Sykes averaged 16.5 points and 4.1 assists per contest while shooting 45.4 percent from the field at Wisconsin-Green Bay. Like Rice, Sykes has continued to play effectively around the world, regardless of stop, and should combine with Rice to provide the Army with punch from point guard spot.
This quartet will join the most consistent scorer in Boeheim’s Army history, the seemingly ageless Eric Devendorf. In TBT play, Devendorf has been almost automatic, leading the Army in scoring in each of the last five tournaments with averages ranging from 15.0 to 21.1 points per game. The veteran two-guard has made exactly half of his shots for Boeheim’s Army, shooting between 46.7 and 54.8 percent in each tournament, and holds a 17.1 career points per game average in The Basketball Tournament.
If reading that was too strenuous, here’s the shorthand: Boeheim’s Army will be loaded in the backcourt and on the wings before you get to the rostered Syracuse players of recent vintage – C.J. Fair, Malachi Richardson, and Andrew White III.
And why is that offensive improvement necessary?
To get the offense to be as good as the 2-3 zone.
Yep, that’s right. Even though they are not coached by their namesake, Boeheim’s Army should stick with the zone. In the six tournaments in which Boeheim’s Army has participated, here is the average shooting line for any team in any game in TBT play, including Boeheim’s Army:
45.2% overall field goals, 35.8% three-point field goals, 52.1% two-point field goals
Here in what Boeheim’s Army gives up playing the 2-3 zone:
40.8% overall field goals, 32.3% three-point field goals, 48.7% two-point field goals
That’s right, while all the Syracuse guys on Boeheim’s Army have played it for at least one season, most have not played it in quite some time and often do not have that much familiarity with the guys with whom they are playing. And the non-Orange players have never played it before. Between Willie Deane, Olu Famutimi, Jordan Crawford, and Will Rayman, the Army has more often than not had at least one non-SU player on the team. And there is not a whole lot of practice time running up to the tournament.
And the 2-3 zone is still significantly better than the average TBT defensive unit.
In fact, in their 21 games in TBT play, the Army has held an opponent to under 40 percent field goal shooting ten times and under 30 percent shooting from three-point range on nine occasions. Considering that their opponents have launched 48.1 percent of their field goal attempts from beyond the arc, that stingy three-point defense has been a key for Boeheim’s Army.

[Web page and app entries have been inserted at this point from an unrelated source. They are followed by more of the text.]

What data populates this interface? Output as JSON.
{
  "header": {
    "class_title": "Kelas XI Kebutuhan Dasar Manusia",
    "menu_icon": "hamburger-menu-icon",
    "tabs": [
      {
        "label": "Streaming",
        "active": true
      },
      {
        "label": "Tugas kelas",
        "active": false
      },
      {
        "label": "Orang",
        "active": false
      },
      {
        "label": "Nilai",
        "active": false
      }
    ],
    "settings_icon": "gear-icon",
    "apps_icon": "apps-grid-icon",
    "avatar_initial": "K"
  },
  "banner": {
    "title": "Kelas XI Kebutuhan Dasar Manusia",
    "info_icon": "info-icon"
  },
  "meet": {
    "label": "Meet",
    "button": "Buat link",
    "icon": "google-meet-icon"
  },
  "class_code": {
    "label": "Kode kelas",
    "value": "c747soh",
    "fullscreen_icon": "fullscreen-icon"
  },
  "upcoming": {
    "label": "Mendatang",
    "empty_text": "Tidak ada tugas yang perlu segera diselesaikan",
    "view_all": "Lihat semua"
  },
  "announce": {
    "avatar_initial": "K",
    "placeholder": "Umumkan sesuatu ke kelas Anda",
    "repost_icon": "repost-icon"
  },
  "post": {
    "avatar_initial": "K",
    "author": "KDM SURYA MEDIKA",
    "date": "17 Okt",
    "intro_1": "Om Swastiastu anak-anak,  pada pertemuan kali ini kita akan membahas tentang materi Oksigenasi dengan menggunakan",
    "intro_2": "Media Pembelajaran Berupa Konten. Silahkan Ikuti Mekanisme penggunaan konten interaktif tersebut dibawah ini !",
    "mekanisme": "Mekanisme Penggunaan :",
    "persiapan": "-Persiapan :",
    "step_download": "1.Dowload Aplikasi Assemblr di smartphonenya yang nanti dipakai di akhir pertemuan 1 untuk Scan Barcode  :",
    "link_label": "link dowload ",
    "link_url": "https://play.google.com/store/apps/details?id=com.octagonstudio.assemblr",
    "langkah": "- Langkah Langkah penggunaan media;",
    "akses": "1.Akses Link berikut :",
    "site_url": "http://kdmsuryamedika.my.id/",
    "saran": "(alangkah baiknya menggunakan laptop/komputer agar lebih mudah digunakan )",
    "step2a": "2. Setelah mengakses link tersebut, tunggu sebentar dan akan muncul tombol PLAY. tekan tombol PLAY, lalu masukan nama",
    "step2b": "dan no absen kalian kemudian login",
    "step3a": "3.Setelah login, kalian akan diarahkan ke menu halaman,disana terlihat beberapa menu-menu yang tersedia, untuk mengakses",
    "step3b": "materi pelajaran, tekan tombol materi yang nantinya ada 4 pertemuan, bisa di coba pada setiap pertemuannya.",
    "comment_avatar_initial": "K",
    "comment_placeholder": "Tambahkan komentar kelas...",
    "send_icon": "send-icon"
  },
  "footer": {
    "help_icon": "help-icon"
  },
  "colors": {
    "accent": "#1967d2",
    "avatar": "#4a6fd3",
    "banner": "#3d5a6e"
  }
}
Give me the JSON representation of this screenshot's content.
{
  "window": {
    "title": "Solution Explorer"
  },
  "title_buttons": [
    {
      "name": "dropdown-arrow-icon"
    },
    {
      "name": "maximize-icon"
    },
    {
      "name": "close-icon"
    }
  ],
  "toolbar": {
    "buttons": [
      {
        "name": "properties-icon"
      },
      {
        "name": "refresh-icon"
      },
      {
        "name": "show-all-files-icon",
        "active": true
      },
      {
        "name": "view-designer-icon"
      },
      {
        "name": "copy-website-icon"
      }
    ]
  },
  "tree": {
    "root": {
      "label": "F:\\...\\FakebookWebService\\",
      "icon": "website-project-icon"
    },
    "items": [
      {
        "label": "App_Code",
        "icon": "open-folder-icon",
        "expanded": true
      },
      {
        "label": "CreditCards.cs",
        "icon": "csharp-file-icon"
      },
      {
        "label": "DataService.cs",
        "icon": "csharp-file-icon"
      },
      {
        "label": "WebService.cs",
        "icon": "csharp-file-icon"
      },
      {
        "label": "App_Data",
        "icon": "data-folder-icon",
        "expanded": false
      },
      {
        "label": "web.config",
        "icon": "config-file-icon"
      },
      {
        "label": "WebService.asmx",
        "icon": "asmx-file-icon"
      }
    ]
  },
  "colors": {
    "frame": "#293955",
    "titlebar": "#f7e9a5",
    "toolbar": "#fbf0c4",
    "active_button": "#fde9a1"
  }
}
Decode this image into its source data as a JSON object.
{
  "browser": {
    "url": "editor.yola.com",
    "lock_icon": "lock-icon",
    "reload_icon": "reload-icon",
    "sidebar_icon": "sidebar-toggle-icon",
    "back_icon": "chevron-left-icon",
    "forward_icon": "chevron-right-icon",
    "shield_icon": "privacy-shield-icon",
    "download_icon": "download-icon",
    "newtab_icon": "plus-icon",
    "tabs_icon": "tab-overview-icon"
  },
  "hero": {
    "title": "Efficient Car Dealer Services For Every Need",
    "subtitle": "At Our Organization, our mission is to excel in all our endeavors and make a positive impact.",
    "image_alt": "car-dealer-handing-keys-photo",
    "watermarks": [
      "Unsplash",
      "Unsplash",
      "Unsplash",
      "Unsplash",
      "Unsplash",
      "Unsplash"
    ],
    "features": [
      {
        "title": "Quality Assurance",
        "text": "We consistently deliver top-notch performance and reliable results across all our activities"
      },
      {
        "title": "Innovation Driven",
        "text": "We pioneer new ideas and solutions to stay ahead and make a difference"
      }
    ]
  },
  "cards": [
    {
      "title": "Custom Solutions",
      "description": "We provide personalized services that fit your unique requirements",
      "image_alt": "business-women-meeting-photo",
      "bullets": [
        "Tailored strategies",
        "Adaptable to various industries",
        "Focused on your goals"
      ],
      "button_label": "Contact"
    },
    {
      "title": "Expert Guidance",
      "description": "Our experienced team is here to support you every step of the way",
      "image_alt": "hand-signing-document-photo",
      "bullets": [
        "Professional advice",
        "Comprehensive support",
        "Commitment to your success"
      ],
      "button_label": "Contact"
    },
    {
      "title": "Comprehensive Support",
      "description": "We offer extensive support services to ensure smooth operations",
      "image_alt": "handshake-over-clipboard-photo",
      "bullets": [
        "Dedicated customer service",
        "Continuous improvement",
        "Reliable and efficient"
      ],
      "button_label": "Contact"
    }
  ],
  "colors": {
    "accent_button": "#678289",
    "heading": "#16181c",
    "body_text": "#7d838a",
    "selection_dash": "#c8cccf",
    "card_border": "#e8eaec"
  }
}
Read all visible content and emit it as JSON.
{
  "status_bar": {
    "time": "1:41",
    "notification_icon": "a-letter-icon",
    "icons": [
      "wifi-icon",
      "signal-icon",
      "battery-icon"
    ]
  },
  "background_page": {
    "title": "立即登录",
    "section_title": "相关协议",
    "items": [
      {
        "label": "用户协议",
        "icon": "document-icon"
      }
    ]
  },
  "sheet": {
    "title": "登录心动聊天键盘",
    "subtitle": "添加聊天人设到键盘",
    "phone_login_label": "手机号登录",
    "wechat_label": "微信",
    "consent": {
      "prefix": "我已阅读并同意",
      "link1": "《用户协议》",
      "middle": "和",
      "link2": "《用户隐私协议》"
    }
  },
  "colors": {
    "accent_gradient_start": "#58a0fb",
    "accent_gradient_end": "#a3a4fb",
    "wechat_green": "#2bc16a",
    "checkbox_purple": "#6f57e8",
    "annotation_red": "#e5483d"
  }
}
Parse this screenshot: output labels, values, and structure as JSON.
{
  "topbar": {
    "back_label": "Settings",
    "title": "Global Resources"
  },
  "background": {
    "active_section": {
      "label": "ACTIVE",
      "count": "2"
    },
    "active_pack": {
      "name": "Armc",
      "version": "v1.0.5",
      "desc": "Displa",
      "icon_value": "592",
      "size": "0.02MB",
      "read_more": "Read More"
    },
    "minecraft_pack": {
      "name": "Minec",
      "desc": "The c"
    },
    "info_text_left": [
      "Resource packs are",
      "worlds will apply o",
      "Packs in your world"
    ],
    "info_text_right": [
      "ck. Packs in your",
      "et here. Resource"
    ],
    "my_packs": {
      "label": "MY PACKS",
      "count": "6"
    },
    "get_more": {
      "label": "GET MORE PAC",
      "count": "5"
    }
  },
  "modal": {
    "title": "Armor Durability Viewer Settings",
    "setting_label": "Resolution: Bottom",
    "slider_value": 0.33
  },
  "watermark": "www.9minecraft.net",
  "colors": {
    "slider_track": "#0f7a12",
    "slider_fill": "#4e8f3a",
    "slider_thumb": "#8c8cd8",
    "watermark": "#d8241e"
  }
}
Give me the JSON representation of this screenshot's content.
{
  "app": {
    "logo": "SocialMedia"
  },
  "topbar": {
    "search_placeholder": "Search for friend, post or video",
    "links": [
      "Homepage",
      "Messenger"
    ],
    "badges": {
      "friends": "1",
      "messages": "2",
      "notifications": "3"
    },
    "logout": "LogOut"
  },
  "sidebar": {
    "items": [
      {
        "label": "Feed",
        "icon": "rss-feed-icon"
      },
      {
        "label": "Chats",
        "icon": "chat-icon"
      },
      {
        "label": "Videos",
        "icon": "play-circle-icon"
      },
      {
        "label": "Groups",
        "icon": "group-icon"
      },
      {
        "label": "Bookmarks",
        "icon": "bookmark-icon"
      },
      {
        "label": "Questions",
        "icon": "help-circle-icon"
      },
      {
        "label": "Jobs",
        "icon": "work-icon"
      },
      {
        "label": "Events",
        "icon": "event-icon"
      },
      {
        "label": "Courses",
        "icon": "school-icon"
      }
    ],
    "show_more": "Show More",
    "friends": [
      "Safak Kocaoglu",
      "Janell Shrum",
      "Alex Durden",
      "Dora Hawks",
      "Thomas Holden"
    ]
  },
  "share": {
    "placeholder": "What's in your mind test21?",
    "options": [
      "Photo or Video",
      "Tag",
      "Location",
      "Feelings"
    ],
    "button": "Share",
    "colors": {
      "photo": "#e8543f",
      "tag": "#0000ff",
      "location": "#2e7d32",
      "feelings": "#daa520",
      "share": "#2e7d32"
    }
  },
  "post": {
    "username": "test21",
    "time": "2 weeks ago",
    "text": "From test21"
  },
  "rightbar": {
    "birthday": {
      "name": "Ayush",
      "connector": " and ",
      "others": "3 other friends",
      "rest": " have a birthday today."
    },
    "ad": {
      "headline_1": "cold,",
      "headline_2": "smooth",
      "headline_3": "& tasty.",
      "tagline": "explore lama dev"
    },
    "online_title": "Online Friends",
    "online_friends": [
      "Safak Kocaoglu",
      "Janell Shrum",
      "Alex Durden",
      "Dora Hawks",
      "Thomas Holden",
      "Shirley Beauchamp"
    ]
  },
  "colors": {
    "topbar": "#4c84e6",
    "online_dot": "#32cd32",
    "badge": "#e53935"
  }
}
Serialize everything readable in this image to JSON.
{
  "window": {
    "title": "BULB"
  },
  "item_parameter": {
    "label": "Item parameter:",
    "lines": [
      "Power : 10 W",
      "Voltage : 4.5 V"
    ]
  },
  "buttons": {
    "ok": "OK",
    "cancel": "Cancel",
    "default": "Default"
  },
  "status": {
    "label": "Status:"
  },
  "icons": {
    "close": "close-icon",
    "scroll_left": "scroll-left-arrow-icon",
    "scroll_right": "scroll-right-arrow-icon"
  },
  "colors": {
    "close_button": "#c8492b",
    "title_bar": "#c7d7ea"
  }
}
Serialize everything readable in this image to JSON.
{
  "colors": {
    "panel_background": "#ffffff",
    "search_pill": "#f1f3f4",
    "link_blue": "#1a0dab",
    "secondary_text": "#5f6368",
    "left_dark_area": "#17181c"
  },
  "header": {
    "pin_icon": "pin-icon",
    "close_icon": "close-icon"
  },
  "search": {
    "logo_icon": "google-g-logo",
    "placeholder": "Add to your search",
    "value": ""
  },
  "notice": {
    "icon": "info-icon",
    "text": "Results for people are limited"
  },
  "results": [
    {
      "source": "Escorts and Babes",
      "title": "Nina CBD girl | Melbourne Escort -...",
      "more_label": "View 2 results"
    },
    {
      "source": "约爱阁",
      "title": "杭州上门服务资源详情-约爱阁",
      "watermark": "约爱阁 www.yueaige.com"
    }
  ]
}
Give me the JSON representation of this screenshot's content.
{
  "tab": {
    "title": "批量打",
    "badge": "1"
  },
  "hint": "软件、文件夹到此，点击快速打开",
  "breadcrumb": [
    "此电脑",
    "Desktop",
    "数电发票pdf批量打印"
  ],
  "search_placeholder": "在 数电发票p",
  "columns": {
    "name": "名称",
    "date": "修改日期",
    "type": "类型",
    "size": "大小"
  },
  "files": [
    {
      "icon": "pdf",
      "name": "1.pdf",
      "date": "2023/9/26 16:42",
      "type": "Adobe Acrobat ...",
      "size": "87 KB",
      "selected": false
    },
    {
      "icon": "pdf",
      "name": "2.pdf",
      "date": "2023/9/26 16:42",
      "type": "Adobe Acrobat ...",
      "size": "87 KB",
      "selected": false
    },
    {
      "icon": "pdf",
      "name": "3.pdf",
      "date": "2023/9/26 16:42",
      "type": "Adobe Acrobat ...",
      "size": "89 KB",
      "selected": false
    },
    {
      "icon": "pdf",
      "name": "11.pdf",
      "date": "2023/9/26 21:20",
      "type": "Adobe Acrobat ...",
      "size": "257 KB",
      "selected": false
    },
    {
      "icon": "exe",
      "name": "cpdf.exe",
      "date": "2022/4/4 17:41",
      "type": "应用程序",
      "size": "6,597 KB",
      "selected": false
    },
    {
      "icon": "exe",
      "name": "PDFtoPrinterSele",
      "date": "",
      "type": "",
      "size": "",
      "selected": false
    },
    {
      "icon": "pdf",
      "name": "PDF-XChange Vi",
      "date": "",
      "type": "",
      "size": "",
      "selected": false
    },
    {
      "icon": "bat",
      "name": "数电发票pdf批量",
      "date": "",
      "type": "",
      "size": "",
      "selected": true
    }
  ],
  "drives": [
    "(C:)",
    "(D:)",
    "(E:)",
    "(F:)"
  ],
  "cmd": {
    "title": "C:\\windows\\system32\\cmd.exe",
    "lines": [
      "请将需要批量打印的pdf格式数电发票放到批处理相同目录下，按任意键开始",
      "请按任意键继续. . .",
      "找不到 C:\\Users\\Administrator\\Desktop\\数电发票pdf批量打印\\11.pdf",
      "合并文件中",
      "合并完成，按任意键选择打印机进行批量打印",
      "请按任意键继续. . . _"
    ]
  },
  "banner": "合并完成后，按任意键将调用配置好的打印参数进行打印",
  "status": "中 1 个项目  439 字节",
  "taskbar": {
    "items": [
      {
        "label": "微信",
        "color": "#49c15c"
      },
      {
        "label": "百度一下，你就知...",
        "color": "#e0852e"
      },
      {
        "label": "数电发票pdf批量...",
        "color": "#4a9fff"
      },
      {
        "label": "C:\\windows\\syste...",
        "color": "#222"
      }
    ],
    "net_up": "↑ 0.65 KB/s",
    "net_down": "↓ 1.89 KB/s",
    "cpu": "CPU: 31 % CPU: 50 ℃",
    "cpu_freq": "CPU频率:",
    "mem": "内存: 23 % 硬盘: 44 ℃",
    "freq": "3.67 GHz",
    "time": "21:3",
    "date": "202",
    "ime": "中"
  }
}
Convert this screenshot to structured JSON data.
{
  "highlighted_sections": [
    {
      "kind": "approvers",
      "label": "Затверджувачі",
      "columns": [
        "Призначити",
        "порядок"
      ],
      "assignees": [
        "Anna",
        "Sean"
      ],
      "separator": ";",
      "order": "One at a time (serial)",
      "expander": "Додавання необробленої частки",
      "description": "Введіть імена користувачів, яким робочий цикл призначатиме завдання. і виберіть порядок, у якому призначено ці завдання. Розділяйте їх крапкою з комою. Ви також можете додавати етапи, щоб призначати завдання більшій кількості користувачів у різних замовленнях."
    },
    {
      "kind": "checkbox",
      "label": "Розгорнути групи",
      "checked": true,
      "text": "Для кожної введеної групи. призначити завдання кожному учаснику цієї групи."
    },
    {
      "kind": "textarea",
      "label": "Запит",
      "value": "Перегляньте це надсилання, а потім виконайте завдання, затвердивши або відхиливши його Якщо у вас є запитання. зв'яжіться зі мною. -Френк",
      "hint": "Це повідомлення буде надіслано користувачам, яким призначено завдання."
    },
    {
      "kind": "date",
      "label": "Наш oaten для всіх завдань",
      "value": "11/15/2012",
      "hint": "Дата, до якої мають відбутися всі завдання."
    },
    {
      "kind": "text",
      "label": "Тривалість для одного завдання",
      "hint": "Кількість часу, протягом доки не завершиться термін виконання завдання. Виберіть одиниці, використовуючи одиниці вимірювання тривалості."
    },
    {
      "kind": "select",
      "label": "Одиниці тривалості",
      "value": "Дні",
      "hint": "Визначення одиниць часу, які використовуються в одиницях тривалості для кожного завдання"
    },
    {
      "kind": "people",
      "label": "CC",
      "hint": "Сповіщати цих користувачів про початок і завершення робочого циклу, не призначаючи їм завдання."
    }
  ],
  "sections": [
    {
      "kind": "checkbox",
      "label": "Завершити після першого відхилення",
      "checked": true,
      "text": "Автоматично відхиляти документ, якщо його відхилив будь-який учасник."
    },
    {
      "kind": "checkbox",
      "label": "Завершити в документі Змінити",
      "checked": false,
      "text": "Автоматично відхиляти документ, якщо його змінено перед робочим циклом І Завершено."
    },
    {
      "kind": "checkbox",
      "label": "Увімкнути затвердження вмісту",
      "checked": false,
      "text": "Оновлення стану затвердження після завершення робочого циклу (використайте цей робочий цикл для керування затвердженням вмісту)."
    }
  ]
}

In fact, last summer’s aforementioned offensive flop was the only time the Army has lost while allowing under 30 percent from long range. Sideline Cancer actually logged the weakest three-point attack that Boeheim’s Army’s 2-3 zone has ever given up, making just 6-of-34 triple tries (17.6 percent).
The zone defense is where the players on Boeheim’s Army who have not been mentioned come in. Specifically, they come in very close proximity to the basket.
Tyler Lydon and Chris McCullough are the big men on the roster who will play a major role without necessarily contributing greatly on offense, even though they are both more than capable.
Lydon has plenty of experience in anchoring the 2-3 zone, as evidenced by his school record for most blocked shots in an NCAA Tournament, and McCullough has the size to do it, as well, as he blocked over two shots per game in his brief time at Syracuse. Both add the capability of perimeter shooting so that one could play forward next to the other while simultaneously creating spacing with their shooting abilities.
If that big man tandem can help deter opponents on the inside, the other defenders on the court will be able to play aggressively and force turnovers that they can convert into quick points.
And that, of course, will help keep Boeheim’s Army marching along.